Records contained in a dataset
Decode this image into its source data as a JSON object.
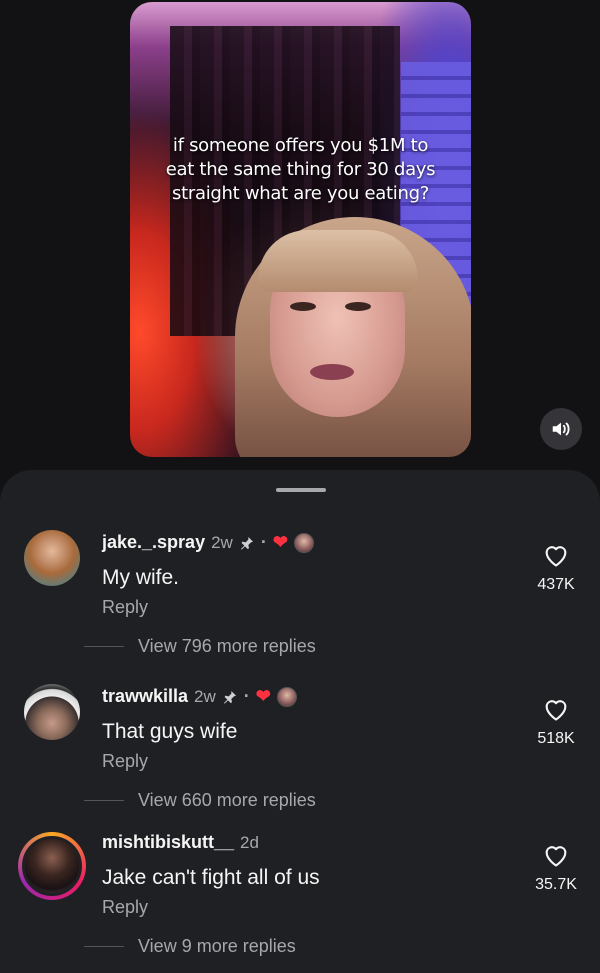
{
  "video": {
    "caption": "if someone offers you $1M to eat the same thing for 30 days straight what are you eating?",
    "sound_icon": "speaker-icon"
  },
  "comments": [
    {
      "username": "jake._.spray",
      "time": "2w",
      "pinned": true,
      "creator_liked": true,
      "text": "My wife.",
      "reply_label": "Reply",
      "likes": "437K",
      "view_replies": "View 796 more replies"
    },
    {
      "username": "trawwkilla",
      "time": "2w",
      "pinned": true,
      "creator_liked": true,
      "text": "That guys wife",
      "reply_label": "Reply",
      "likes": "518K",
      "view_replies": "View 660 more replies"
    },
    {
      "username": "mishtibiskutt__",
      "time": "2d",
      "pinned": false,
      "creator_liked": false,
      "text": "Jake can't fight all of us",
      "reply_label": "Reply",
      "likes": "35.7K",
      "view_replies": "View 9 more replies"
    }
  ],
  "colors": {
    "background": "#121214",
    "sheet": "#1f2023",
    "secondary_text": "#a8a8ac",
    "heart_red": "#ff3040"
  }
}
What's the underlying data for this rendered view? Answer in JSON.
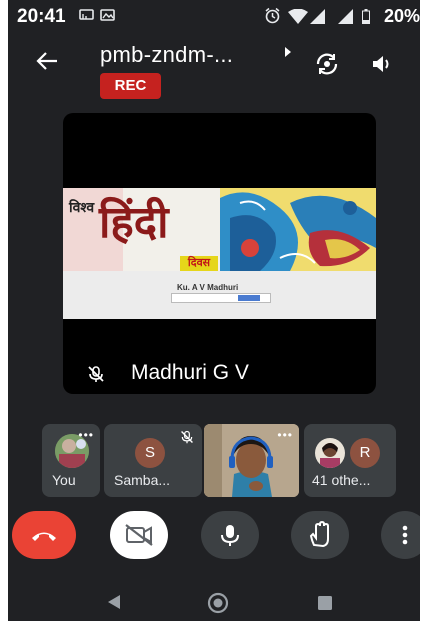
{
  "status_bar": {
    "time": "20:41",
    "battery": "20%",
    "icons": [
      "cast-icon",
      "gallery-icon",
      "alarm-icon",
      "wifi-icon",
      "signal-icon",
      "signal-icon",
      "battery-icon"
    ]
  },
  "header": {
    "title": "pmb-zndm-...",
    "rec_label": "REC"
  },
  "main_tile": {
    "participant_name": "Madhuri G V",
    "slide": {
      "line1": "विश्व",
      "line2": "हिंदी",
      "line3": "दिवस",
      "footer_name": "Ku. A V Madhuri"
    }
  },
  "thumbnails": [
    {
      "label": "You"
    },
    {
      "label": "Samba...",
      "initial": "S"
    },
    {
      "label": ""
    },
    {
      "label": "41 othe...",
      "initial": "R"
    }
  ],
  "controls": [
    "end-call",
    "camera-off",
    "microphone",
    "raise-hand",
    "more-options"
  ],
  "colors": {
    "background": "#202124",
    "rec": "#c5221f",
    "end_call": "#ea4335",
    "tile": "#3c4043"
  }
}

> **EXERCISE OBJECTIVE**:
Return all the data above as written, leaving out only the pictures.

> **RESULT OF THIS EXERCISE**:
Decode this image into its source data as a JSON object.
{
  "video": {
    "caption": "if someone offers you $1M to eat the same thing for 30 days straight what are you eating?",
    "sound_icon": "speaker-icon"
  },
  "comments": [
    {
      "username": "jake._.spray",
      "time": "2w",
      "pinned": true,
      "creator_liked": true,
      "text": "My wife.",
      "reply_label": "Reply",
      "likes": "437K",
      "view_replies": "View 796 more replies"
    },
    {
      "username": "trawwkilla",
      "time": "2w",
      "pinned": true,
      "creator_liked": true,
      "text": "That guys wife",
      "reply_label": "Reply",
      "likes": "518K",
      "view_replies": "View 660 more replies"
    },
    {
      "username": "mishtibiskutt__",
      "time": "2d",
      "pinned": false,
      "creator_liked": false,
      "text": "Jake can't fight all of us",
      "reply_label": "Reply",
      "likes": "35.7K",
      "view_replies": "View 9 more replies"
    }
  ],
  "colors": {
    "background": "#121214",
    "sheet": "#1f2023",
    "secondary_text": "#a8a8ac",
    "heart_red": "#ff3040"
  }
}
What's the underlying data for this rendered view? Answer in JSON.
{
  "status_bar": {
    "time": "20:41",
    "battery": "20%",
    "icons": [
      "cast-icon",
      "gallery-icon",
      "alarm-icon",
      "wifi-icon",
      "signal-icon",
      "signal-icon",
      "battery-icon"
    ]
  },
  "header": {
    "title": "pmb-zndm-...",
    "rec_label": "REC"
  },
  "main_tile": {
    "participant_name": "Madhuri G V",
    "slide": {
      "line1": "विश्व",
      "line2": "हिंदी",
      "line3": "दिवस",
      "footer_name": "Ku. A V Madhuri"
    }
  },
  "thumbnails": [
    {
      "label": "You"
    },
    {
      "label": "Samba...",
      "initial": "S"
    },
    {
      "label": ""
    },
    {
      "label": "41 othe...",
      "initial": "R"
    }
  ],
  "controls": [
    "end-call",
    "camera-off",
    "microphone",
    "raise-hand",
    "more-options"
  ],
  "colors": {
    "background": "#202124",
    "rec": "#c5221f",
    "end_call": "#ea4335",
    "tile": "#3c4043"
  }
}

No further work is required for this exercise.